Prior and Owen end up serving on the front together in this 3rd novel of the trilogy. At the end of the second of the three parts of the novel, on p. 200 (of 276), Prior writes in his diary: “We are Craiglockhart’s success stories. Look at us. We don’t remember, we don’t feel, we don’t think–at least not beyond the confines of what’s needed to do the job. By any proper civilized standard (but what does that mean now?) we are objects of horror. But our nerves are completely steady. And we are still alive.”
Reminiscent of the end of Kubrick’s film Full Metal Jacket, where “Joker” in the voice-over says, “I am in a world of shit. And I am not afraid.”
This, indeed, is the only semblance of “recovery” possible in such a totally diseased world.
To free the chief’s widow from tongo polo, since head-hunting has been banned under threat of punishment by the British, Njiru’s tribe bring a “head” to free her by kidnapping a child from a neighboring tribe. Various ceremonies follow, including in time an episode in which the “ghosts” are brought back to talk. A bit earlier, another ceremony has Njiru–who is strangely absent when the ghost talk later occurs–officiating, to bring the dead chief’s skull, now rotted away of all flesh, into the “skull house.” Rivers reflects (p. 207):
“Head-hunting had to be banned, and yet the effects of banning it were everywhere apparent in the listlessness and lethargy of the people’s lives. Head-hunting was what they had lived for. Though it might seem callous or frivolous to say so, head-hunting had been the most tremendous fun and without it life lost almost all its zest.
“This was a people perishing from the absence of war. It showed in the genealogies, the decline in the birth rate, from one generation to the next–the island’s population was less that half what it had been in [the dead chief’s] youth–and much of that decline was deliberate.”

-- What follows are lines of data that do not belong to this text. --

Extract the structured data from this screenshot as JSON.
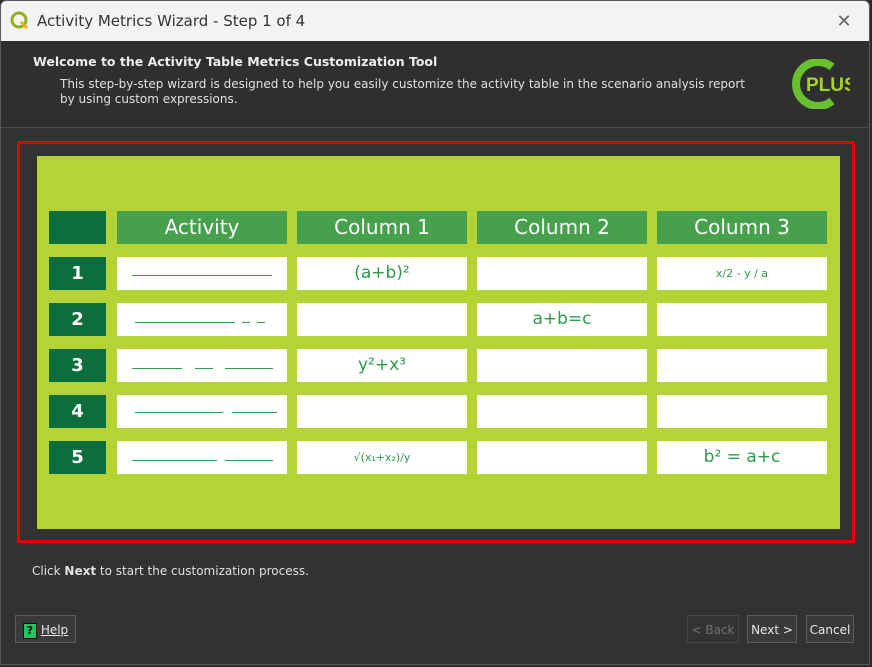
{
  "window": {
    "title": "Activity Metrics Wizard - Step 1 of 4",
    "close_glyph": "✕"
  },
  "header": {
    "title": "Welcome to the Activity Table Metrics Customization Tool",
    "description": "This step-by-step wizard is designed to help you easily customize the activity table in the scenario analysis report by using custom expressions.",
    "logo_text": "PLUS"
  },
  "illustration": {
    "columns": [
      "Activity",
      "Column 1",
      "Column 2",
      "Column 3"
    ],
    "rows": [
      {
        "num": "1",
        "col1": "(a+b)²",
        "col2": "",
        "col3": "x/2 - y / a"
      },
      {
        "num": "2",
        "col1": "",
        "col2": "a+b=c",
        "col3": ""
      },
      {
        "num": "3",
        "col1": "y²+x³",
        "col2": "",
        "col3": ""
      },
      {
        "num": "4",
        "col1": "",
        "col2": "",
        "col3": ""
      },
      {
        "num": "5",
        "col1": "√(x₁+x₂)/y",
        "col2": "",
        "col3": "b² = a+c"
      }
    ]
  },
  "footer": {
    "prefix": "Click ",
    "bold": "Next",
    "suffix": " to start the customization process."
  },
  "buttons": {
    "help": "Help",
    "back": "< Back",
    "next": "Next >",
    "cancel": "Cancel"
  },
  "colors": {
    "accent_frame": "#e00000",
    "illustration_bg": "#b5d334",
    "header_green": "#46a04c",
    "row_green": "#0d6e3b"
  }
}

A moment later, Rivers is offered and accepts, along with the rest, some baked yams and pork, but remains thoughtful. “Once he looked up to see Njiru on the other side of the fire, a tall, lean, twisted shape wavering in the column of heat, and surprised on the other man’s face an expression of –bitterness? No, stronger than that. Hatred, even.”
After this, the episode of “ghost talk” occurs. Barker has Rivers recall it in London one night during the war (p 211-212):
“Ten years later, throwing off hot sheets [he has a fever],Rivers reflected that the questions the ghosts had asked had all been questions the living people [of the tribe] wanted answered. What were the white men [that is, Rivers himself and the other two anthropologists] doing on the island? Were they as harmless as they appeared? Why did they want to hear the language of ghosts? Was it possible the spirits might be offended by their presence?
“At Craiglockhart, Sassoon, trying to decide whether he should abandon his protest and go back to France, had woken to find the ghost of a dead comrade standing by his bed [in Regeneration]. And thereafter, on more than one occasion, shadowy figures had gathered out of the storm, asking him, Why was he not in the line? Why had he deserted his men?
“The ghosts were not an attempt at evasion, Rivers thought, either by Siegfried or by the islanders. Rather, the questions became more insistent, more powerful, for being projected into the mouths of the dead.”
An issue of the debt to the dead.